[Work instruction] Your task is to repeat each record verbatim, exactly as it was written.

[Provided entries]

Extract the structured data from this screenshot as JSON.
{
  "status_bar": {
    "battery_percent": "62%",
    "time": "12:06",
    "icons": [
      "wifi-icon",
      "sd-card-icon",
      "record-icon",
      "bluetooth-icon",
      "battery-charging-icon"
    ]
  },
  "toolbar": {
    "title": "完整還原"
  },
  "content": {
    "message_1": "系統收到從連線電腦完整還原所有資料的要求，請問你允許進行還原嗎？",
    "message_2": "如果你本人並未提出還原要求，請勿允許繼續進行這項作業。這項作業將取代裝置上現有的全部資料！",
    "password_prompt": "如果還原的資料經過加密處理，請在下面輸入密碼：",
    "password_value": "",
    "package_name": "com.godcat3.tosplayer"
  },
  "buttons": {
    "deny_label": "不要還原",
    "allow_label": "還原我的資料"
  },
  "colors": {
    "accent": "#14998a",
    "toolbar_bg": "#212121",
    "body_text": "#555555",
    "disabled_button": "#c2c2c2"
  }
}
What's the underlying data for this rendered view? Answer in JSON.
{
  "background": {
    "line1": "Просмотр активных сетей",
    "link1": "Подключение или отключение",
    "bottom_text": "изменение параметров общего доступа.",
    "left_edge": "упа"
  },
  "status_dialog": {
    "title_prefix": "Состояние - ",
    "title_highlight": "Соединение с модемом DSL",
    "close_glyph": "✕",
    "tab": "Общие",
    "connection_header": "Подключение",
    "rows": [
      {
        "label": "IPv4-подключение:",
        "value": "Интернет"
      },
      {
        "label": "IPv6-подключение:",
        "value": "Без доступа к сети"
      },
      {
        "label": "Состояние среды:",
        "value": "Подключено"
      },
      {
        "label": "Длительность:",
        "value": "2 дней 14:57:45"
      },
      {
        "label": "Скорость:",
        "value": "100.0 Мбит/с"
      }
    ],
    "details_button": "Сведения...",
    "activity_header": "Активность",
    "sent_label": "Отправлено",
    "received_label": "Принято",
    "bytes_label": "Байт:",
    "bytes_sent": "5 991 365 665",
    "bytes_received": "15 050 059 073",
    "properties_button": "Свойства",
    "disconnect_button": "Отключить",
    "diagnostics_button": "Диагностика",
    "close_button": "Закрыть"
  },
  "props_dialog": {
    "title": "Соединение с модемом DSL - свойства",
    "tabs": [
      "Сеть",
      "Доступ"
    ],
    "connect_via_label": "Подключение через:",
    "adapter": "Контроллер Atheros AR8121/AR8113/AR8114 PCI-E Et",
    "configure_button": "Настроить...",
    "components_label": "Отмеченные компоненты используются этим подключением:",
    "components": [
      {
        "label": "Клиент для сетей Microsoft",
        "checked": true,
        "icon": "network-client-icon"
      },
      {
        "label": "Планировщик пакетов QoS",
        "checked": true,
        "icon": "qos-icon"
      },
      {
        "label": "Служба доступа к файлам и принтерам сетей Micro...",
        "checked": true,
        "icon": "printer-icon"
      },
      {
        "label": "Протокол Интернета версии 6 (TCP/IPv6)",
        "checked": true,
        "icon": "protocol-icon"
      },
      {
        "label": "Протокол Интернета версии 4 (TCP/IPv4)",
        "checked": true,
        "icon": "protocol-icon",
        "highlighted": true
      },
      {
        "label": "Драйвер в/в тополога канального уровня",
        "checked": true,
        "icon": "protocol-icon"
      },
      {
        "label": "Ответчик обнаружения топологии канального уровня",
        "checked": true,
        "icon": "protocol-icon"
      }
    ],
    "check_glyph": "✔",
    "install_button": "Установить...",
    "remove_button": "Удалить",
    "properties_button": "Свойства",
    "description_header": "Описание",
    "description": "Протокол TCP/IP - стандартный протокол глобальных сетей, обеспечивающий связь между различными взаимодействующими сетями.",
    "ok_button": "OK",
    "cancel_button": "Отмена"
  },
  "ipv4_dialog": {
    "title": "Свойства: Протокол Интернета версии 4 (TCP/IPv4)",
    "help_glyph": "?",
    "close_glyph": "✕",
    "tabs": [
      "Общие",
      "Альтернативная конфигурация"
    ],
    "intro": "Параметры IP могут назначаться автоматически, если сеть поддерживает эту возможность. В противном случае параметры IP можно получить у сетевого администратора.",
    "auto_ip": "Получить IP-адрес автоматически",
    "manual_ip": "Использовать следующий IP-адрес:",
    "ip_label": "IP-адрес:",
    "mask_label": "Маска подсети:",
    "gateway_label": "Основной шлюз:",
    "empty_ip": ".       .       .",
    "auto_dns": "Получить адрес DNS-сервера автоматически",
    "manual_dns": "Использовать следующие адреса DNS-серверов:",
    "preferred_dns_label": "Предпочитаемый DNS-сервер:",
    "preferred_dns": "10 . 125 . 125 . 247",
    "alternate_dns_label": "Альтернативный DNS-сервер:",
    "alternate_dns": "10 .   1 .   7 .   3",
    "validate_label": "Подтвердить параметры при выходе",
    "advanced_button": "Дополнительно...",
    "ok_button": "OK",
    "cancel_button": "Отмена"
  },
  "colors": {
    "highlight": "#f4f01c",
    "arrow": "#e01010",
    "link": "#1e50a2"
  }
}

[Solved exercise]
Extract the structured data from this screenshot as JSON.
{
  "status_bar": {
    "battery_percent": "62%",
    "time": "12:06",
    "icons": [
      "wifi-icon",
      "sd-card-icon",
      "record-icon",
      "bluetooth-icon",
      "battery-charging-icon"
    ]
  },
  "toolbar": {
    "title": "完整還原"
  },
  "content": {
    "message_1": "系統收到從連線電腦完整還原所有資料的要求，請問你允許進行還原嗎？",
    "message_2": "如果你本人並未提出還原要求，請勿允許繼續進行這項作業。這項作業將取代裝置上現有的全部資料！",
    "password_prompt": "如果還原的資料經過加密處理，請在下面輸入密碼：",
    "password_value": "",
    "package_name": "com.godcat3.tosplayer"
  },
  "buttons": {
    "deny_label": "不要還原",
    "allow_label": "還原我的資料"
  },
  "colors": {
    "accent": "#14998a",
    "toolbar_bg": "#212121",
    "body_text": "#555555",
    "disabled_button": "#c2c2c2"
  }
}
What's the underlying data for this rendered view? Answer in JSON.
{
  "background": {
    "line1": "Просмотр активных сетей",
    "link1": "Подключение или отключение",
    "bottom_text": "изменение параметров общего доступа.",
    "left_edge": "упа"
  },
  "status_dialog": {
    "title_prefix": "Состояние - ",
    "title_highlight": "Соединение с модемом DSL",
    "close_glyph": "✕",
    "tab": "Общие",
    "connection_header": "Подключение",
    "rows": [
      {
        "label": "IPv4-подключение:",
        "value": "Интернет"
      },
      {
        "label": "IPv6-подключение:",
        "value": "Без доступа к сети"
      },
      {
        "label": "Состояние среды:",
        "value": "Подключено"
      },
      {
        "label": "Длительность:",
        "value": "2 дней 14:57:45"
      },
      {
        "label": "Скорость:",
        "value": "100.0 Мбит/с"
      }
    ],
    "details_button": "Сведения...",
    "activity_header": "Активность",
    "sent_label": "Отправлено",
    "received_label": "Принято",
    "bytes_label": "Байт:",
    "bytes_sent": "5 991 365 665",
    "bytes_received": "15 050 059 073",
    "properties_button": "Свойства",
    "disconnect_button": "Отключить",
    "diagnostics_button": "Диагностика",
    "close_button": "Закрыть"
  },
  "props_dialog": {
    "title": "Соединение с модемом DSL - свойства",
    "tabs": [
      "Сеть",
      "Доступ"
    ],
    "connect_via_label": "Подключение через:",
    "adapter": "Контроллер Atheros AR8121/AR8113/AR8114 PCI-E Et",
    "configure_button": "Настроить...",
    "components_label": "Отмеченные компоненты используются этим подключением:",
    "components": [
      {
        "label": "Клиент для сетей Microsoft",
        "checked": true,
        "icon": "network-client-icon"
      },
      {
        "label": "Планировщик пакетов QoS",
        "checked": true,
        "icon": "qos-icon"
      },
      {
        "label": "Служба доступа к файлам и принтерам сетей Micro...",
        "checked": true,
        "icon": "printer-icon"
      },
      {
        "label": "Протокол Интернета версии 6 (TCP/IPv6)",
        "checked": true,
        "icon": "protocol-icon"
      },
      {
        "label": "Протокол Интернета версии 4 (TCP/IPv4)",
        "checked": true,
        "icon": "protocol-icon",
        "highlighted": true
      },
      {
        "label": "Драйвер в/в тополога канального уровня",
        "checked": true,
        "icon": "protocol-icon"
      },
      {
        "label": "Ответчик обнаружения топологии канального уровня",
        "checked": true,
        "icon": "protocol-icon"
      }
    ],
    "check_glyph": "✔",
    "install_button": "Установить...",
    "remove_button": "Удалить",
    "properties_button": "Свойства",
    "description_header": "Описание",
    "description": "Протокол TCP/IP - стандартный протокол глобальных сетей, обеспечивающий связь между различными взаимодействующими сетями.",
    "ok_button": "OK",
    "cancel_button": "Отмена"
  },
  "ipv4_dialog": {
    "title": "Свойства: Протокол Интернета версии 4 (TCP/IPv4)",
    "help_glyph": "?",
    "close_glyph": "✕",
    "tabs": [
      "Общие",
      "Альтернативная конфигурация"
    ],
    "intro": "Параметры IP могут назначаться автоматически, если сеть поддерживает эту возможность. В противном случае параметры IP можно получить у сетевого администратора.",
    "auto_ip": "Получить IP-адрес автоматически",
    "manual_ip": "Использовать следующий IP-адрес:",
    "ip_label": "IP-адрес:",
    "mask_label": "Маска подсети:",
    "gateway_label": "Основной шлюз:",
    "empty_ip": ".       .       .",
    "auto_dns": "Получить адрес DNS-сервера автоматически",
    "manual_dns": "Использовать следующие адреса DNS-серверов:",
    "preferred_dns_label": "Предпочитаемый DNS-сервер:",
    "preferred_dns": "10 . 125 . 125 . 247",
    "alternate_dns_label": "Альтернативный DNS-сервер:",
    "alternate_dns": "10 .   1 .   7 .   3",
    "validate_label": "Подтвердить параметры при выходе",
    "advanced_button": "Дополнительно...",
    "ok_button": "OK",
    "cancel_button": "Отмена"
  },
  "colors": {
    "highlight": "#f4f01c",
    "arrow": "#e01010",
    "link": "#1e50a2"
  }
}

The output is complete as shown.